GIVEN DATA:
=== Begin Enclosure ===

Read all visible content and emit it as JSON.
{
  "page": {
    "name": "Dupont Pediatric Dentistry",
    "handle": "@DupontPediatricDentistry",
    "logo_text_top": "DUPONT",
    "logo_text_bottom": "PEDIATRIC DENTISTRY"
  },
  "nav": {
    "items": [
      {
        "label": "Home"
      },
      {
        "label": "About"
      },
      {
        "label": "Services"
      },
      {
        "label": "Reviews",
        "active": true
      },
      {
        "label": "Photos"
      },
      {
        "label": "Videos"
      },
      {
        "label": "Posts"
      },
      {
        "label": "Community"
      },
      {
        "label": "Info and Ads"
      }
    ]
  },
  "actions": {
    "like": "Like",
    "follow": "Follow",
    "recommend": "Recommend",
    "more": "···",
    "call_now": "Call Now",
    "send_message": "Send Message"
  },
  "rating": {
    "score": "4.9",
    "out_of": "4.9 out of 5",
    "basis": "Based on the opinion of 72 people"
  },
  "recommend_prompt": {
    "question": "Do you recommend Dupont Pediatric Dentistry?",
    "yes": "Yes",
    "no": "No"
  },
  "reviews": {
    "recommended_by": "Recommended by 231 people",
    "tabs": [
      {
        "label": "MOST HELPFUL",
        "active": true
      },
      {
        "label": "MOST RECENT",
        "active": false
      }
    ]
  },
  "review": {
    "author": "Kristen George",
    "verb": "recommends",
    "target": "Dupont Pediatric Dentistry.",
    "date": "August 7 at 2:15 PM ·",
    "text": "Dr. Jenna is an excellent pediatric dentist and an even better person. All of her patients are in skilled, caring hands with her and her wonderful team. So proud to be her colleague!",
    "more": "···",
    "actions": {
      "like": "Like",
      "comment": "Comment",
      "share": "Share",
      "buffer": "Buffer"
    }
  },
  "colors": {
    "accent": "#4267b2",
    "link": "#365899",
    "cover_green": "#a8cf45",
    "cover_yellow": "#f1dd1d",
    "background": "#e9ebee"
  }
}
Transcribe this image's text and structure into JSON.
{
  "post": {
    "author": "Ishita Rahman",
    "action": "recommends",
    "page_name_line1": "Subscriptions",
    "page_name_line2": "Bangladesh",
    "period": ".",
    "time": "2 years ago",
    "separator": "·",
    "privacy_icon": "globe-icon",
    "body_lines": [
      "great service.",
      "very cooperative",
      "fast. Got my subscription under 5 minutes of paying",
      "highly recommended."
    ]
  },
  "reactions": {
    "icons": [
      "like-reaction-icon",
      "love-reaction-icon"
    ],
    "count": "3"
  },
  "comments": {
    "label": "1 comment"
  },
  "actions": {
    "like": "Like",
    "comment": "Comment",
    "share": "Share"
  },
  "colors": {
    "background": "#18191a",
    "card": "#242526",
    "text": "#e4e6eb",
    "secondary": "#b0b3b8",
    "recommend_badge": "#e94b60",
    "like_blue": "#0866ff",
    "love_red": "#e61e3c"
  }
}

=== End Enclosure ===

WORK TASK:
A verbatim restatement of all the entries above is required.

FINISHED EXERCISE:
Read all visible content and emit it as JSON.
{
  "page": {
    "name": "Dupont Pediatric Dentistry",
    "handle": "@DupontPediatricDentistry",
    "logo_text_top": "DUPONT",
    "logo_text_bottom": "PEDIATRIC DENTISTRY"
  },
  "nav": {
    "items": [
      {
        "label": "Home"
      },
      {
        "label": "About"
      },
      {
        "label": "Services"
      },
      {
        "label": "Reviews",
        "active": true
      },
      {
        "label": "Photos"
      },
      {
        "label": "Videos"
      },
      {
        "label": "Posts"
      },
      {
        "label": "Community"
      },
      {
        "label": "Info and Ads"
      }
    ]
  },
  "actions": {
    "like": "Like",
    "follow": "Follow",
    "recommend": "Recommend",
    "more": "···",
    "call_now": "Call Now",
    "send_message": "Send Message"
  },
  "rating": {
    "score": "4.9",
    "out_of": "4.9 out of 5",
    "basis": "Based on the opinion of 72 people"
  },
  "recommend_prompt": {
    "question": "Do you recommend Dupont Pediatric Dentistry?",
    "yes": "Yes",
    "no": "No"
  },
  "reviews": {
    "recommended_by": "Recommended by 231 people",
    "tabs": [
      {
        "label": "MOST HELPFUL",
        "active": true
      },
      {
        "label": "MOST RECENT",
        "active": false
      }
    ]
  },
  "review": {
    "author": "Kristen George",
    "verb": "recommends",
    "target": "Dupont Pediatric Dentistry.",
    "date": "August 7 at 2:15 PM ·",
    "text": "Dr. Jenna is an excellent pediatric dentist and an even better person. All of her patients are in skilled, caring hands with her and her wonderful team. So proud to be her colleague!",
    "more": "···",
    "actions": {
      "like": "Like",
      "comment": "Comment",
      "share": "Share",
      "buffer": "Buffer"
    }
  },
  "colors": {
    "accent": "#4267b2",
    "link": "#365899",
    "cover_green": "#a8cf45",
    "cover_yellow": "#f1dd1d",
    "background": "#e9ebee"
  }
}
Transcribe this image's text and structure into JSON.
{
  "post": {
    "author": "Ishita Rahman",
    "action": "recommends",
    "page_name_line1": "Subscriptions",
    "page_name_line2": "Bangladesh",
    "period": ".",
    "time": "2 years ago",
    "separator": "·",
    "privacy_icon": "globe-icon",
    "body_lines": [
      "great service.",
      "very cooperative",
      "fast. Got my subscription under 5 minutes of paying",
      "highly recommended."
    ]
  },
  "reactions": {
    "icons": [
      "like-reaction-icon",
      "love-reaction-icon"
    ],
    "count": "3"
  },
  "comments": {
    "label": "1 comment"
  },
  "actions": {
    "like": "Like",
    "comment": "Comment",
    "share": "Share"
  },
  "colors": {
    "background": "#18191a",
    "card": "#242526",
    "text": "#e4e6eb",
    "secondary": "#b0b3b8",
    "recommend_badge": "#e94b60",
    "like_blue": "#0866ff",
    "love_red": "#e61e3c"
  }
}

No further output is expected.